● WORK ORDER: Work through the entries below line by line and give the number of lines with the string "icon", nothing else.

● SUPPLIED MATERIAL:
══════

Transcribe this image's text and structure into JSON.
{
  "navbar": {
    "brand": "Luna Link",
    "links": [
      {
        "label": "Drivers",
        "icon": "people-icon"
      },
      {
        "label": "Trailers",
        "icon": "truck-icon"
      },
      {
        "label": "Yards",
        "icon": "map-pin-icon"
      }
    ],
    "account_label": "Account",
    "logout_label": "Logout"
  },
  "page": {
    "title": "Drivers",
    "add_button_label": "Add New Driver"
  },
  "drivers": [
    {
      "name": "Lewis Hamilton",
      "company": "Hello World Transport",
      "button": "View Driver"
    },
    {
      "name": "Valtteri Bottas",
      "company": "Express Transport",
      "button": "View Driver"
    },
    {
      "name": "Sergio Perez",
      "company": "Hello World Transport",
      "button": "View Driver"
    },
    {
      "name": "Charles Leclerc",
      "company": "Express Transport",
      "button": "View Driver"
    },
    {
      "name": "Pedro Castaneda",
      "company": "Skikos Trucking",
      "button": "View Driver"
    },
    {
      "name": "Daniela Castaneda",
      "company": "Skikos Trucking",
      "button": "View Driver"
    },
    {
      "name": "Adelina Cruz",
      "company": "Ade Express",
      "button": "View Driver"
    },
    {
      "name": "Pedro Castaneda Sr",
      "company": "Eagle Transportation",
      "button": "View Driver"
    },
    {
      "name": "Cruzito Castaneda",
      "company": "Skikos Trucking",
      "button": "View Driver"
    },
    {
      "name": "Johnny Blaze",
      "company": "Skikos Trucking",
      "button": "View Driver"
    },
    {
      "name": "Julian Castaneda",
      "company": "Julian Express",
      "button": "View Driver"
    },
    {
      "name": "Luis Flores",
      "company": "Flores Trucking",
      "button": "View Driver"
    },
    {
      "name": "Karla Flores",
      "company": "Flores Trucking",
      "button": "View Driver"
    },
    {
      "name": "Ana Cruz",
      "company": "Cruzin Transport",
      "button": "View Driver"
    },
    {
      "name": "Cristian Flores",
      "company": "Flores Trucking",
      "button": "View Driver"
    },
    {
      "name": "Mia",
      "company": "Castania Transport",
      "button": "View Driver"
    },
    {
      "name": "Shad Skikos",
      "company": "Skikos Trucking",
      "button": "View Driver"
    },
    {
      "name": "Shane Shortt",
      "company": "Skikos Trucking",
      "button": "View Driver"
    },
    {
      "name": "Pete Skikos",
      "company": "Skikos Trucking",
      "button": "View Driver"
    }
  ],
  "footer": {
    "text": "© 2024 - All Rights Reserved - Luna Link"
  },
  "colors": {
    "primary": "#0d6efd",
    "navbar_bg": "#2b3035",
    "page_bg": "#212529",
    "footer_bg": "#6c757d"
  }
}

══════

● WRITTEN ANSWER: 3